Actions taken by the assessment to build capacity
Access to funding, Sharing of data/repatriation of data, Workshops, Developing/promoting and providing access to support tools, Formal training, Communication and awareness raising
How have gaps in capacity been communicated to the different stakeholders
Limited understanding on actual exploitation and use of ecosystems and their services is one of challenges the assessment faced. Therefore, we had many field trips to the emergent areas in the study areas to discuss with the local people and officials about their exploitation and use of ecosystems and their services and explore problems observed during the exploitation process. Based on the information obtained from the discussions we identified solutions for each areas as well as the whole region to exploit and use ecosystems and their services for sustainable development, protecting ecosystems and improving human well-being.
Gaps in knowledge identified from the assessment
The researchers lacked indigenous knowledge on exploitation and conservation of ecosystems and their services. And their understanding of nature of ecosystems was poor, especially of functions of regulating and supporting services. This limited the assessment of these regulating and supporting services.
How gaps in knowledge have been communicated to the different stakeholders
We discussed with local people and authorities to get their knowledge about these issues, for example the roles of mangrove and Melaleuca forests in regulating climate and preventing soil erosion and aluminization in the inland areas and food chains for natural aquatic species in mangrove and inland Melaleuca forests.
Additional relevant information

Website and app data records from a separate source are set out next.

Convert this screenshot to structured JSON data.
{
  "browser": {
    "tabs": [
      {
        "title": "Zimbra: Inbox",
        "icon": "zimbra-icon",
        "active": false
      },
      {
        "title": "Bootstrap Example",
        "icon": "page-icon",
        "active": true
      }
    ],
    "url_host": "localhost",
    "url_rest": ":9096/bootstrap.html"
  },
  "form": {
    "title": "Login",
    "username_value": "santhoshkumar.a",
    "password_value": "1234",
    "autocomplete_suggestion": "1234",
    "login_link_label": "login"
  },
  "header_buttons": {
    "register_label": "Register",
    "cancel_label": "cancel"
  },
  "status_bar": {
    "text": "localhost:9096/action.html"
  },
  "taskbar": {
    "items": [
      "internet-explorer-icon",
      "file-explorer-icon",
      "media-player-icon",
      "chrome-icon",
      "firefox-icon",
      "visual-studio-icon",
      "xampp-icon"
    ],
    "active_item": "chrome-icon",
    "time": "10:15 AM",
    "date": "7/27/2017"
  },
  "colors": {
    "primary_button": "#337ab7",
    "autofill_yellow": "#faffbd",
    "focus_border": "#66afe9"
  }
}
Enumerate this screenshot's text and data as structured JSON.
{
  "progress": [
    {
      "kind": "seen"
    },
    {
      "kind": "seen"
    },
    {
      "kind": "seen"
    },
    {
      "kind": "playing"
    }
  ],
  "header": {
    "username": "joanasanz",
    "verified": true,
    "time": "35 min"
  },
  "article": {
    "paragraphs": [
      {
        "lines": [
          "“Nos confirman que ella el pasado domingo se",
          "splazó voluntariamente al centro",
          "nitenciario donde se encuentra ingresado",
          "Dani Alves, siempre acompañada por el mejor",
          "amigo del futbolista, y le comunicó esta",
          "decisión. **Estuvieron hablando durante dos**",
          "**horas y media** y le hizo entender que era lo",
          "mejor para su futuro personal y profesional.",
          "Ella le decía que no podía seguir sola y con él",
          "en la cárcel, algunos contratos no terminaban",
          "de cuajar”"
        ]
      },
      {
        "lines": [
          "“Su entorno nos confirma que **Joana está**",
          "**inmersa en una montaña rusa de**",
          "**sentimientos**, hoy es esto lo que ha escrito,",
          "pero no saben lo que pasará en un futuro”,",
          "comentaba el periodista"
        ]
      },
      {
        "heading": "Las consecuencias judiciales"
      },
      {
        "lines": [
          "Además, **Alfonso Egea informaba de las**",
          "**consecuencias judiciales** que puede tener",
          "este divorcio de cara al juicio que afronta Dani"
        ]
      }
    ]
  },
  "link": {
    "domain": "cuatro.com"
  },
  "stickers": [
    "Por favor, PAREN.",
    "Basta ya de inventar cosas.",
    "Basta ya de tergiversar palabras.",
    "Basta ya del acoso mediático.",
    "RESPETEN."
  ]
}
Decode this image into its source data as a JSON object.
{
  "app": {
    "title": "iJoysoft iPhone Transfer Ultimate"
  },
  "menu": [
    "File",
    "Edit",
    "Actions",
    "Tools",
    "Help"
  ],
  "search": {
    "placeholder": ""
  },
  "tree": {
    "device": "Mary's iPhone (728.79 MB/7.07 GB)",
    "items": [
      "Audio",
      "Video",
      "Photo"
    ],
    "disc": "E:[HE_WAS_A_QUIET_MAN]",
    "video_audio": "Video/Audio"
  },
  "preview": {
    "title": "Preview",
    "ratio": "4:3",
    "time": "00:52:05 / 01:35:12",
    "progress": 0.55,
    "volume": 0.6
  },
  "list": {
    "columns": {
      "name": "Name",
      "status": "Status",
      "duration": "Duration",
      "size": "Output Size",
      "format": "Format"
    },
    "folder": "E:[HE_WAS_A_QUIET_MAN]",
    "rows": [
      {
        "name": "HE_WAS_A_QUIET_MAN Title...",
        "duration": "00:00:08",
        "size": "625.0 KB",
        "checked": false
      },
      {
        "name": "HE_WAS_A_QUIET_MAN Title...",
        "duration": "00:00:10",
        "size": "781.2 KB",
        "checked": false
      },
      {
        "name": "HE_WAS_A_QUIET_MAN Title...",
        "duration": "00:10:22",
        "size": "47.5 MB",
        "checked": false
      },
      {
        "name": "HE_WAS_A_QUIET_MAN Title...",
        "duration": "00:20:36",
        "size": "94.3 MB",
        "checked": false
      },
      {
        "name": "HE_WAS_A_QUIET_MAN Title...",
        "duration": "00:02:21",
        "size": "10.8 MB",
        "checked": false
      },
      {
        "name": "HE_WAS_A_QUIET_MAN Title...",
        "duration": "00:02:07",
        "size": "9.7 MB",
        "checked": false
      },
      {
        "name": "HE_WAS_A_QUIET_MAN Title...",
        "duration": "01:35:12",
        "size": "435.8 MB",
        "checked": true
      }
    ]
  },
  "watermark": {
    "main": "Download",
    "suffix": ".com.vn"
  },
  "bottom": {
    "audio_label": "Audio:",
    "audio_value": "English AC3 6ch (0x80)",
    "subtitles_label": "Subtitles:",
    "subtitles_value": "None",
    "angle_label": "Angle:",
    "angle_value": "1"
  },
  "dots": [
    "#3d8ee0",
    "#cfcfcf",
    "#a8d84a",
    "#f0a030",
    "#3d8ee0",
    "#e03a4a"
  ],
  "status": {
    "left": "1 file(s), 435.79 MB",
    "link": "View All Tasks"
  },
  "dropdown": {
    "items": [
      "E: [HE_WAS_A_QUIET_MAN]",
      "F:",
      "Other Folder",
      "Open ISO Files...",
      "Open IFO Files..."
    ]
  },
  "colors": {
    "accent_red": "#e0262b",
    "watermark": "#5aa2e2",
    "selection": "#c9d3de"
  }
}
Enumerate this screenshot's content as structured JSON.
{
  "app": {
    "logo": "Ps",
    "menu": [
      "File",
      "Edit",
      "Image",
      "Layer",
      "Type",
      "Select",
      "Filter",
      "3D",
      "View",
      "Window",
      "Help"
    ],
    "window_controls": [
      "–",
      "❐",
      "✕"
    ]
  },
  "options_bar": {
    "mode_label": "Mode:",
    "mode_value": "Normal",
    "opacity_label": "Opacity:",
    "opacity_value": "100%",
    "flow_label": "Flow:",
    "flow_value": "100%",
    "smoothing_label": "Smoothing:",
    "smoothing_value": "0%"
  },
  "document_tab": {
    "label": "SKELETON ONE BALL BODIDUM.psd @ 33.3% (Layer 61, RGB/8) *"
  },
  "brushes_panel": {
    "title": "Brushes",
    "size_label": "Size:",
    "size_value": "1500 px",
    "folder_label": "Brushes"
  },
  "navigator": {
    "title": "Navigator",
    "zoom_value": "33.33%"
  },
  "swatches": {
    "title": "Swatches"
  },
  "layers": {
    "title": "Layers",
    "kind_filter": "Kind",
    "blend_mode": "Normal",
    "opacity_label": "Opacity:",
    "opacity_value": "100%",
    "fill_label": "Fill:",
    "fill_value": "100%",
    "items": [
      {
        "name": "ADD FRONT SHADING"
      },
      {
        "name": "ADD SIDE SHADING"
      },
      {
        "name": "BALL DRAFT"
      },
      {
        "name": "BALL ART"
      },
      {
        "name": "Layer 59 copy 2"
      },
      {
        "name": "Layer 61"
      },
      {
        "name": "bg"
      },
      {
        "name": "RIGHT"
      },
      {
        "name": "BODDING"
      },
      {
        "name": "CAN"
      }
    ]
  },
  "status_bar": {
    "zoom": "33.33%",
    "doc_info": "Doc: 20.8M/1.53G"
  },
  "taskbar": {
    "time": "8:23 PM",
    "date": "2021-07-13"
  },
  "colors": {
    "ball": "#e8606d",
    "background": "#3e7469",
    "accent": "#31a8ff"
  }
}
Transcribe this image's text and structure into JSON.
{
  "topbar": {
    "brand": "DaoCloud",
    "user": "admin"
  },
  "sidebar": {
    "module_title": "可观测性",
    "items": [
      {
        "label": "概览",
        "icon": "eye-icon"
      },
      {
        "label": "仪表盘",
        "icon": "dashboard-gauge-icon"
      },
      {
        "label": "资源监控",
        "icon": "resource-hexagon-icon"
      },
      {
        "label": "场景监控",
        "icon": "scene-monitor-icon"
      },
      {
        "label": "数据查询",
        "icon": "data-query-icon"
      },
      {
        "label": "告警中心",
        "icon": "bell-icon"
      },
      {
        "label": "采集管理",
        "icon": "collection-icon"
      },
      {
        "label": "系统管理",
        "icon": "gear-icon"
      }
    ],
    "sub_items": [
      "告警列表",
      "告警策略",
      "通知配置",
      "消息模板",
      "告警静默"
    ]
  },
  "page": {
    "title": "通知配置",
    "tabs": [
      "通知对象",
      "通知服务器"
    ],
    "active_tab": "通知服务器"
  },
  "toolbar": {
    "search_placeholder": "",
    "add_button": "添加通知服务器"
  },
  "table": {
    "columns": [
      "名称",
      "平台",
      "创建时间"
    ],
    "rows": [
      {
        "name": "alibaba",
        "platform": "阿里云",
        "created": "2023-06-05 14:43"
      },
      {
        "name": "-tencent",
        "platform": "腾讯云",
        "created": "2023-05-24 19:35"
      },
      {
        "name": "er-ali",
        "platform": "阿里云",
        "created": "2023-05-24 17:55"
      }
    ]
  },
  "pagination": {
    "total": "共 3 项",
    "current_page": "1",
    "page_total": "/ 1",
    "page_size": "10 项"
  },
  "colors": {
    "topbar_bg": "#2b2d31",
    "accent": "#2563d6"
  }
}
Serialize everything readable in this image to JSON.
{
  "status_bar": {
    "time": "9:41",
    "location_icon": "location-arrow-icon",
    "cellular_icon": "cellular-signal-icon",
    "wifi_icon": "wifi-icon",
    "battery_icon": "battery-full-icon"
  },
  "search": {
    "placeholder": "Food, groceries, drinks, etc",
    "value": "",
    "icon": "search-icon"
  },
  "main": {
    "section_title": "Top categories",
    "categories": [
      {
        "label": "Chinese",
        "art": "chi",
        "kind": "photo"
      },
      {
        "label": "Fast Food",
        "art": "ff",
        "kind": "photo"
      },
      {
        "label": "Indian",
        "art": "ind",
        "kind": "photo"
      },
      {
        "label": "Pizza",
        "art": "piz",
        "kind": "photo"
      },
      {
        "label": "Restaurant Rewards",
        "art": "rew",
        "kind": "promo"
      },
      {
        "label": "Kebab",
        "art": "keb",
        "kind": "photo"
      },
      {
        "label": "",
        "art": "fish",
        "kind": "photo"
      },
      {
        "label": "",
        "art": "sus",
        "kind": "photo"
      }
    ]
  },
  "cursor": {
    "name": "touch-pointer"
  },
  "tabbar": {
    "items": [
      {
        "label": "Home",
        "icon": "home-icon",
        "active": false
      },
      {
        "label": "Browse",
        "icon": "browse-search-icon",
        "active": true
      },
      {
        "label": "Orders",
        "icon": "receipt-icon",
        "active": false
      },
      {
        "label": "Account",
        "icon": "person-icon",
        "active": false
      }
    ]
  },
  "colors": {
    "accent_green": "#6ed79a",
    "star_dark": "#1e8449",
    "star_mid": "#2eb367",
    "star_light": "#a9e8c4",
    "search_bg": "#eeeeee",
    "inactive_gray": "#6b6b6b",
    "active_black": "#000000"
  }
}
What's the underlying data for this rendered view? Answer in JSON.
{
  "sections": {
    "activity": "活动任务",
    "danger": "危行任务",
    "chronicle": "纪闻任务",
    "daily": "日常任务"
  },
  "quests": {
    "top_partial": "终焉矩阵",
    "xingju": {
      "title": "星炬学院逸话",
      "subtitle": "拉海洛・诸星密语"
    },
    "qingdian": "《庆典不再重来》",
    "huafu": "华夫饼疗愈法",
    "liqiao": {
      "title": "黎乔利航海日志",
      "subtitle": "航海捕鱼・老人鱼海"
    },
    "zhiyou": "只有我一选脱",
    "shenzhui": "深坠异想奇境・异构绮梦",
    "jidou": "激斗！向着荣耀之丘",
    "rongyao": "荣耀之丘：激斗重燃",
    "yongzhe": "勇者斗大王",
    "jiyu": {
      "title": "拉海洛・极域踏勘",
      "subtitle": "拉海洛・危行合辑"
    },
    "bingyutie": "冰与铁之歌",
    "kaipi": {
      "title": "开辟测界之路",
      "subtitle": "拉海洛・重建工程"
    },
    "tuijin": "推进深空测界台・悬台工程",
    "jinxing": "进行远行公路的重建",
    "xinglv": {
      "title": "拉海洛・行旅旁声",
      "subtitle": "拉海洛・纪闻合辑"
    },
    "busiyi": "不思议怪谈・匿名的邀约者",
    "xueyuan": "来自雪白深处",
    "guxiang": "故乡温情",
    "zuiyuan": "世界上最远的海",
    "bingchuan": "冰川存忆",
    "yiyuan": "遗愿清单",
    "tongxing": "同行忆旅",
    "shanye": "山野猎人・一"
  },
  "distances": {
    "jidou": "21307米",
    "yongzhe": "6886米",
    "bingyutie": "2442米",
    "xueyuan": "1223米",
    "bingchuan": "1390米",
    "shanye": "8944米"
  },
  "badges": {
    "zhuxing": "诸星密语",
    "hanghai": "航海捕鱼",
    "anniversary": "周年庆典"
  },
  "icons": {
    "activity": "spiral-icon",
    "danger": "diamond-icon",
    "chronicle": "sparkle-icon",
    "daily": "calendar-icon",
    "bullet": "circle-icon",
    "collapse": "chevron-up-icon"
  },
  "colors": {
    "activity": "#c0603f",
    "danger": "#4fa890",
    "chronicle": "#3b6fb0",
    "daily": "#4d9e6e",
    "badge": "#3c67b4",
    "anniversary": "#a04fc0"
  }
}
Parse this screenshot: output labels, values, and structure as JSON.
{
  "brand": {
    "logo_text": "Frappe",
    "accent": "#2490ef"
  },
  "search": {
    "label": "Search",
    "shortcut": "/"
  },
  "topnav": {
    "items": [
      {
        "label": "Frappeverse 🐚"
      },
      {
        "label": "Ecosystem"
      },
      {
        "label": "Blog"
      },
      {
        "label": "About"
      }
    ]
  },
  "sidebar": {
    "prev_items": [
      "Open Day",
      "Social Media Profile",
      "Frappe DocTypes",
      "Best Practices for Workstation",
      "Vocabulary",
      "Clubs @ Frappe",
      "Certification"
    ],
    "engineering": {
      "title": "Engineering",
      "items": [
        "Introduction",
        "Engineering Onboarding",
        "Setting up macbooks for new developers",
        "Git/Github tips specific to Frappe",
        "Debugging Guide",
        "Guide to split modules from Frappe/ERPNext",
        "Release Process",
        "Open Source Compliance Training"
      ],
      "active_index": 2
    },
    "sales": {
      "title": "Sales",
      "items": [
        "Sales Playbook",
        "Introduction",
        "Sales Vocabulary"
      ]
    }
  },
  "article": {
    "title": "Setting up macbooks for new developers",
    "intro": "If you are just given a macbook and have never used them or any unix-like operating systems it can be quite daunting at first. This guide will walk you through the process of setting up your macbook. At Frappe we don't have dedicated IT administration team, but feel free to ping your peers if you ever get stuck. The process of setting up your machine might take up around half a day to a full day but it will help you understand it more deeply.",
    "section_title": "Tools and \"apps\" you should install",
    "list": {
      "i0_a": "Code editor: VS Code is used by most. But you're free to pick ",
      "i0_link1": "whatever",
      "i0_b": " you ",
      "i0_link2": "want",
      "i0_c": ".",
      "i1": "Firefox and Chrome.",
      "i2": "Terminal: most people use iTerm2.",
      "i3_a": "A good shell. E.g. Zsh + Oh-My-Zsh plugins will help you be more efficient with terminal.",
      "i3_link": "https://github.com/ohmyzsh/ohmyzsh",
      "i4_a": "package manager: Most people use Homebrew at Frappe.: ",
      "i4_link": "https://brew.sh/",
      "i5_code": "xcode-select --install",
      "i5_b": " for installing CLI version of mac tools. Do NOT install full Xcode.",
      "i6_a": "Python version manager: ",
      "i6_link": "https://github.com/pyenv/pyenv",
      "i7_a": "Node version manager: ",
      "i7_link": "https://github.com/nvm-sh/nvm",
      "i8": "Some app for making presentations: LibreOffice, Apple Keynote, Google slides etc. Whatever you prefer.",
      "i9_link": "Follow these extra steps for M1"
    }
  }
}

Following the 1st–phase assessment results, we have a proposal for the 2nd phase of the assessment titled “continuing assessment on climate change trends of ecosystems and their services in wetlands in Mekong Delta to build development scenarios and to propose sustainable management solutions” under the under the Follow-up to the Millennium Ecosystem Assessment, which was approved in 2009 and we are waiting for funding to implement it.